Task prompt ::
State how many lines in the following entries contain the word "verified". No other output.

[Data about app and page elements]
╔══
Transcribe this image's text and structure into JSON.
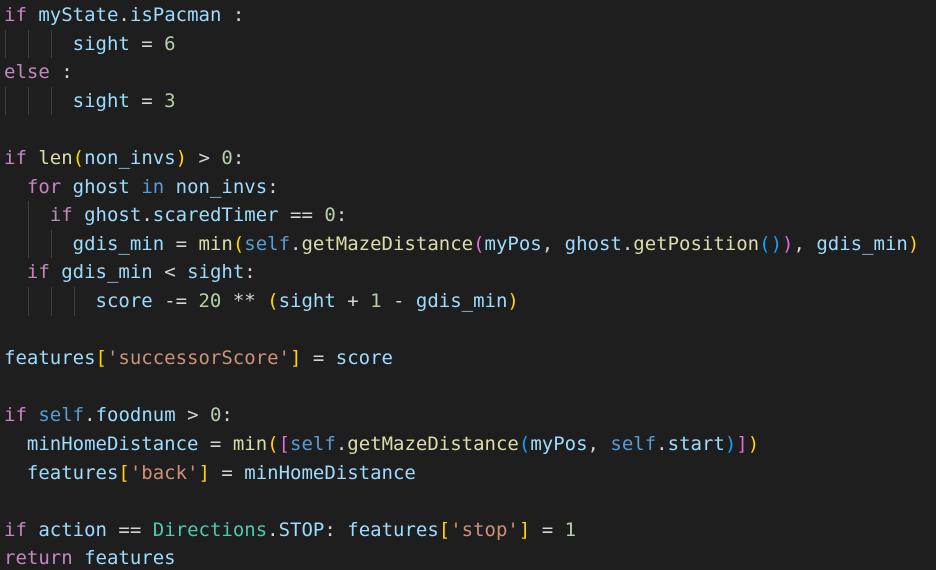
{
  "editor": {
    "theme_colors": {
      "background": "#1e1e1e",
      "keyword": "#c586c0",
      "variable": "#9cdcfe",
      "number": "#b5cea8",
      "function": "#dcdcaa",
      "string": "#ce9178",
      "class": "#4ec9b0",
      "self": "#569cd6",
      "bracket1": "#ffd700",
      "bracket2": "#da70d6",
      "bracket3": "#179fff"
    },
    "lines": [
      [
        {
          "t": "if",
          "c": "k"
        },
        {
          "t": " "
        },
        {
          "t": "myState",
          "c": "v"
        },
        {
          "t": "."
        },
        {
          "t": "isPacman",
          "c": "v"
        },
        {
          "t": " :"
        }
      ],
      [
        {
          "t": "      "
        },
        {
          "t": "sight",
          "c": "v"
        },
        {
          "t": " = "
        },
        {
          "t": "6",
          "c": "n"
        }
      ],
      [
        {
          "t": "else",
          "c": "k"
        },
        {
          "t": " :"
        }
      ],
      [
        {
          "t": "      "
        },
        {
          "t": "sight",
          "c": "v"
        },
        {
          "t": " = "
        },
        {
          "t": "3",
          "c": "n"
        }
      ],
      [],
      [
        {
          "t": "if",
          "c": "k"
        },
        {
          "t": " "
        },
        {
          "t": "len",
          "c": "f"
        },
        {
          "t": "(",
          "c": "b1"
        },
        {
          "t": "non_invs",
          "c": "v"
        },
        {
          "t": ")",
          "c": "b1"
        },
        {
          "t": " > "
        },
        {
          "t": "0",
          "c": "n"
        },
        {
          "t": ":"
        }
      ],
      [
        {
          "t": "  "
        },
        {
          "t": "for",
          "c": "k"
        },
        {
          "t": " "
        },
        {
          "t": "ghost",
          "c": "v"
        },
        {
          "t": " "
        },
        {
          "t": "in",
          "c": "kb"
        },
        {
          "t": " "
        },
        {
          "t": "non_invs",
          "c": "v"
        },
        {
          "t": ":"
        }
      ],
      [
        {
          "t": "    "
        },
        {
          "t": "if",
          "c": "k"
        },
        {
          "t": " "
        },
        {
          "t": "ghost",
          "c": "v"
        },
        {
          "t": "."
        },
        {
          "t": "scaredTimer",
          "c": "v"
        },
        {
          "t": " == "
        },
        {
          "t": "0",
          "c": "n"
        },
        {
          "t": ":"
        }
      ],
      [
        {
          "t": "      "
        },
        {
          "t": "gdis_min",
          "c": "v"
        },
        {
          "t": " = "
        },
        {
          "t": "min",
          "c": "f"
        },
        {
          "t": "(",
          "c": "b1"
        },
        {
          "t": "self",
          "c": "kb"
        },
        {
          "t": "."
        },
        {
          "t": "getMazeDistance",
          "c": "f"
        },
        {
          "t": "(",
          "c": "b2"
        },
        {
          "t": "myPos",
          "c": "v"
        },
        {
          "t": ", "
        },
        {
          "t": "ghost",
          "c": "v"
        },
        {
          "t": "."
        },
        {
          "t": "getPosition",
          "c": "f"
        },
        {
          "t": "()",
          "c": "b3"
        },
        {
          "t": ")",
          "c": "b2"
        },
        {
          "t": ", "
        },
        {
          "t": "gdis_min",
          "c": "v"
        },
        {
          "t": ")",
          "c": "b1"
        }
      ],
      [
        {
          "t": "  "
        },
        {
          "t": "if",
          "c": "k"
        },
        {
          "t": " "
        },
        {
          "t": "gdis_min",
          "c": "v"
        },
        {
          "t": " < "
        },
        {
          "t": "sight",
          "c": "v"
        },
        {
          "t": ":"
        }
      ],
      [
        {
          "t": "        "
        },
        {
          "t": "score",
          "c": "v"
        },
        {
          "t": " -= "
        },
        {
          "t": "20",
          "c": "n"
        },
        {
          "t": " ** "
        },
        {
          "t": "(",
          "c": "b1"
        },
        {
          "t": "sight",
          "c": "v"
        },
        {
          "t": " + "
        },
        {
          "t": "1",
          "c": "n"
        },
        {
          "t": " - "
        },
        {
          "t": "gdis_min",
          "c": "v"
        },
        {
          "t": ")",
          "c": "b1"
        }
      ],
      [],
      [
        {
          "t": "features",
          "c": "v"
        },
        {
          "t": "[",
          "c": "b1"
        },
        {
          "t": "'successorScore'",
          "c": "s"
        },
        {
          "t": "]",
          "c": "b1"
        },
        {
          "t": " = "
        },
        {
          "t": "score",
          "c": "v"
        }
      ],
      [],
      [
        {
          "t": "if",
          "c": "k"
        },
        {
          "t": " "
        },
        {
          "t": "self",
          "c": "kb"
        },
        {
          "t": "."
        },
        {
          "t": "foodnum",
          "c": "v"
        },
        {
          "t": " > "
        },
        {
          "t": "0",
          "c": "n"
        },
        {
          "t": ":"
        }
      ],
      [
        {
          "t": "  "
        },
        {
          "t": "minHomeDistance",
          "c": "v"
        },
        {
          "t": " = "
        },
        {
          "t": "min",
          "c": "f"
        },
        {
          "t": "(",
          "c": "b1"
        },
        {
          "t": "[",
          "c": "b2"
        },
        {
          "t": "self",
          "c": "kb"
        },
        {
          "t": "."
        },
        {
          "t": "getMazeDistance",
          "c": "f"
        },
        {
          "t": "(",
          "c": "b3"
        },
        {
          "t": "myPos",
          "c": "v"
        },
        {
          "t": ", "
        },
        {
          "t": "self",
          "c": "kb"
        },
        {
          "t": "."
        },
        {
          "t": "start",
          "c": "v"
        },
        {
          "t": ")",
          "c": "b3"
        },
        {
          "t": "]",
          "c": "b2"
        },
        {
          "t": ")",
          "c": "b1"
        }
      ],
      [
        {
          "t": "  "
        },
        {
          "t": "features",
          "c": "v"
        },
        {
          "t": "[",
          "c": "b1"
        },
        {
          "t": "'back'",
          "c": "s"
        },
        {
          "t": "]",
          "c": "b1"
        },
        {
          "t": " = "
        },
        {
          "t": "minHomeDistance",
          "c": "v"
        }
      ],
      [],
      [
        {
          "t": "if",
          "c": "k"
        },
        {
          "t": " "
        },
        {
          "t": "action",
          "c": "v"
        },
        {
          "t": " == "
        },
        {
          "t": "Directions",
          "c": "c"
        },
        {
          "t": "."
        },
        {
          "t": "STOP",
          "c": "v"
        },
        {
          "t": ": "
        },
        {
          "t": "features",
          "c": "v"
        },
        {
          "t": "[",
          "c": "b1"
        },
        {
          "t": "'stop'",
          "c": "s"
        },
        {
          "t": "]",
          "c": "b1"
        },
        {
          "t": " = "
        },
        {
          "t": "1",
          "c": "n"
        }
      ],
      [
        {
          "t": "return",
          "c": "k"
        },
        {
          "t": " "
        },
        {
          "t": "features",
          "c": "v"
        }
      ]
    ]
  }
}
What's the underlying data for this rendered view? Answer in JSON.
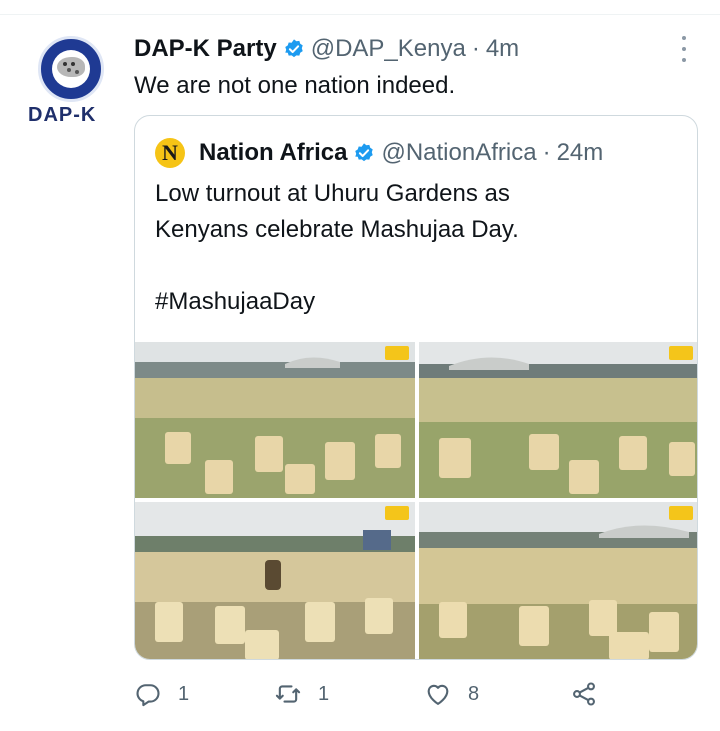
{
  "tweet": {
    "author": {
      "avatar_text": "DAP-K",
      "display_name": "DAP-K Party",
      "handle": "@DAP_Kenya",
      "time": "4m"
    },
    "text": "We are not one nation indeed.",
    "quoted": {
      "avatar_letter": "N",
      "display_name": "Nation Africa",
      "handle": "@NationAfrica",
      "time": "24m",
      "text": "Low turnout at Uhuru Gardens as\nKenyans celebrate Mashujaa Day.\n\n#MashujaaDay"
    },
    "actions": {
      "replies": "1",
      "retweets": "1",
      "likes": "8"
    }
  },
  "icons": {
    "verified": "verified-badge-icon",
    "more": "more-vertical-icon",
    "reply": "reply-icon",
    "retweet": "retweet-icon",
    "like": "heart-icon",
    "share": "share-icon"
  },
  "colors": {
    "verified": "#1d9bf0",
    "muted": "#536471",
    "border": "#cfd9de",
    "chairs": "#e8d6a8"
  }
}
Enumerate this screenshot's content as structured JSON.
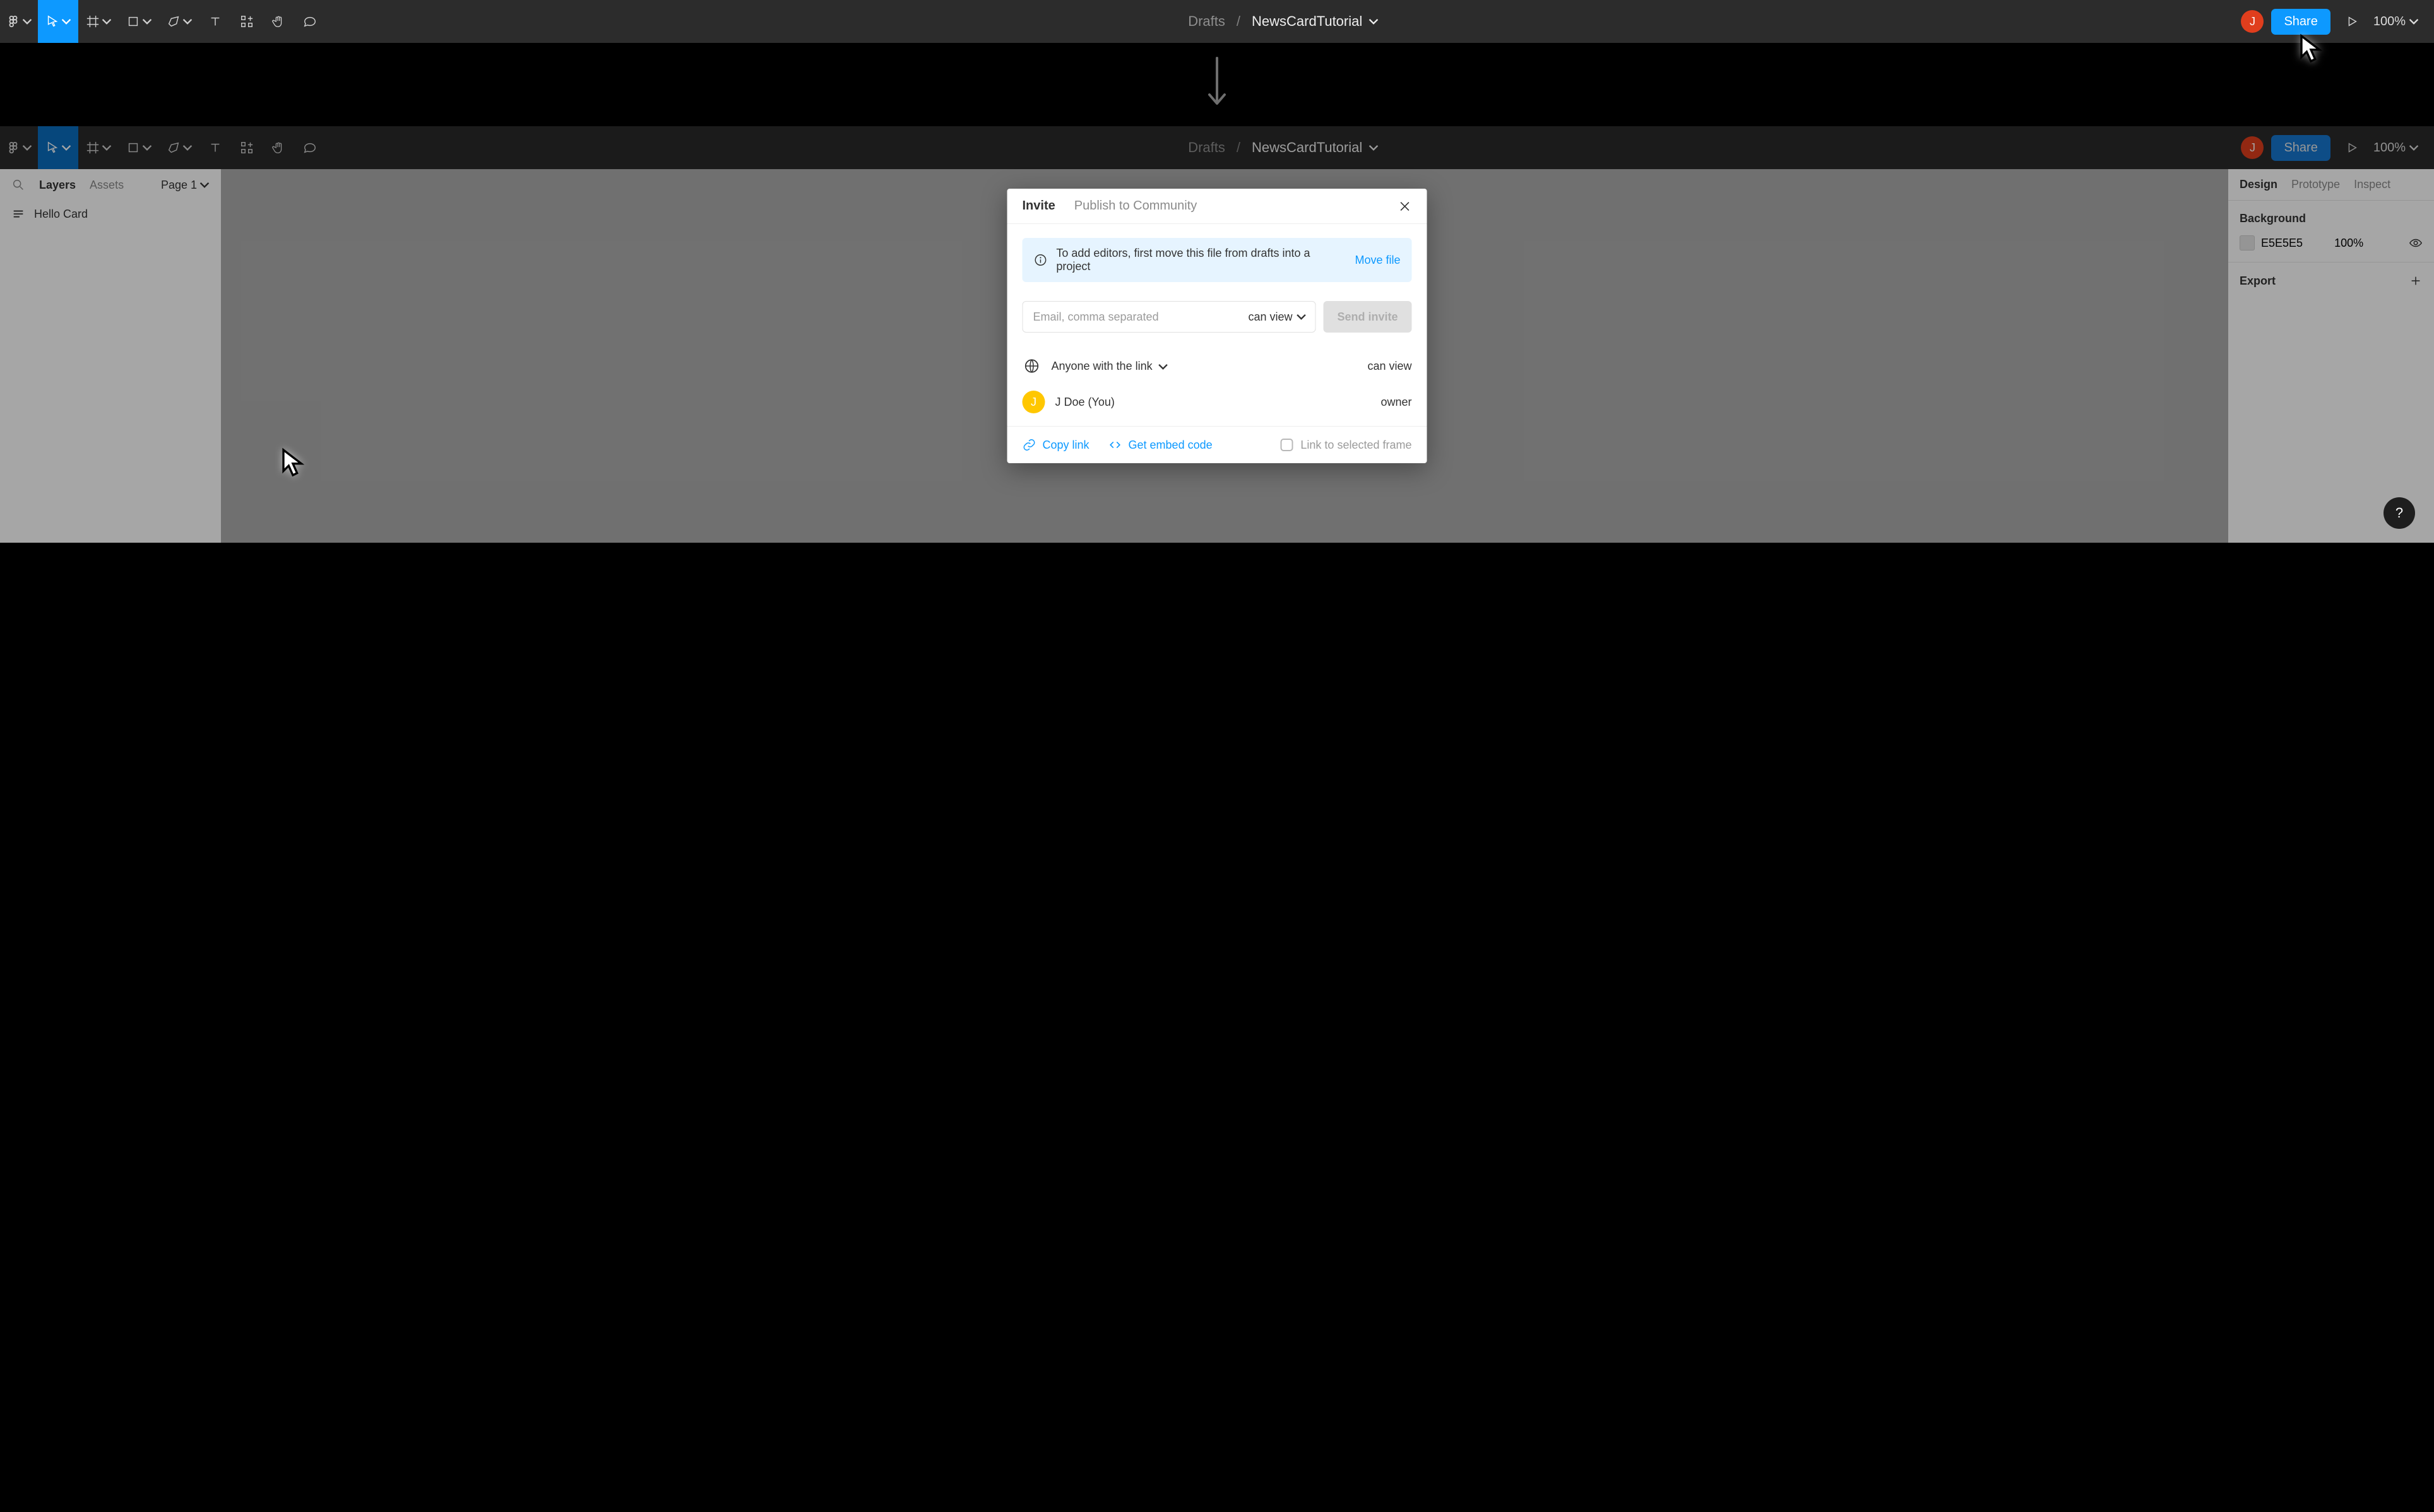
{
  "breadcrumb": {
    "drafts": "Drafts",
    "filename": "NewsCardTutorial"
  },
  "avatar": {
    "letter": "J",
    "color_top": "#e03e1d"
  },
  "share_label": "Share",
  "zoom_label": "100%",
  "left_panel": {
    "tabs": {
      "layers": "Layers",
      "assets": "Assets"
    },
    "page_selector": "Page 1",
    "layer_name": "Hello Card"
  },
  "right_panel": {
    "tabs": {
      "design": "Design",
      "prototype": "Prototype",
      "inspect": "Inspect"
    },
    "background_title": "Background",
    "background_hex": "E5E5E5",
    "background_opacity": "100%",
    "export_title": "Export"
  },
  "dialog": {
    "tabs": {
      "invite": "Invite",
      "publish": "Publish to Community"
    },
    "info_text": "To add editors, first move this file from drafts into a project",
    "info_action": "Move file",
    "email_placeholder": "Email, comma separated",
    "invite_perm": "can view",
    "send_button": "Send invite",
    "anyone_label": "Anyone with the link",
    "anyone_perm": "can view",
    "member_name": "J Doe (You)",
    "member_role": "owner",
    "copy_link": "Copy link",
    "embed_code": "Get embed code",
    "frame_link": "Link to selected frame"
  }
}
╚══
Problem solution ::
2